What you are asked to do » Word for word, restate every record.

Supplied records »
◇ ◇ ◇
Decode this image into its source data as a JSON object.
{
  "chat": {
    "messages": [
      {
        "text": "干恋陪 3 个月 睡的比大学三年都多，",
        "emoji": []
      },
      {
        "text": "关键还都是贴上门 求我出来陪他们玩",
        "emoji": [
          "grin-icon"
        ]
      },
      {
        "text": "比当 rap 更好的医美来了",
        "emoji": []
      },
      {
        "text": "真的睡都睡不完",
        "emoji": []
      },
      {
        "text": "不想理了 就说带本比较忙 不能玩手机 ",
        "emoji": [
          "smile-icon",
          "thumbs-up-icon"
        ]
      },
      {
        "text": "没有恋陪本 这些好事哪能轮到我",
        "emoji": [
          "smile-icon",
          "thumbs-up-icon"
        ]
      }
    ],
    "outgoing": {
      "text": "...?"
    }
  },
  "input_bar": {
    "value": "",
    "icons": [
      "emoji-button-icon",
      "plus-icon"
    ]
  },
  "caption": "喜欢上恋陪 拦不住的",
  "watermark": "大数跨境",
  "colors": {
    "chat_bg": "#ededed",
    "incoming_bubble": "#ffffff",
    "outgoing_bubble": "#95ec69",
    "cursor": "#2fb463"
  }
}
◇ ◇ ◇
Exercise response »
Decode this image into its source data as a JSON object.
{
  "chat": {
    "messages": [
      {
        "text": "干恋陪 3 个月 睡的比大学三年都多，",
        "emoji": []
      },
      {
        "text": "关键还都是贴上门 求我出来陪他们玩",
        "emoji": [
          "grin-icon"
        ]
      },
      {
        "text": "比当 rap 更好的医美来了",
        "emoji": []
      },
      {
        "text": "真的睡都睡不完",
        "emoji": []
      },
      {
        "text": "不想理了 就说带本比较忙 不能玩手机 ",
        "emoji": [
          "smile-icon",
          "thumbs-up-icon"
        ]
      },
      {
        "text": "没有恋陪本 这些好事哪能轮到我",
        "emoji": [
          "smile-icon",
          "thumbs-up-icon"
        ]
      }
    ],
    "outgoing": {
      "text": "...?"
    }
  },
  "input_bar": {
    "value": "",
    "icons": [
      "emoji-button-icon",
      "plus-icon"
    ]
  },
  "caption": "喜欢上恋陪 拦不住的",
  "watermark": "大数跨境",
  "colors": {
    "chat_bg": "#ededed",
    "incoming_bubble": "#ffffff",
    "outgoing_bubble": "#95ec69",
    "cursor": "#2fb463"
  }
}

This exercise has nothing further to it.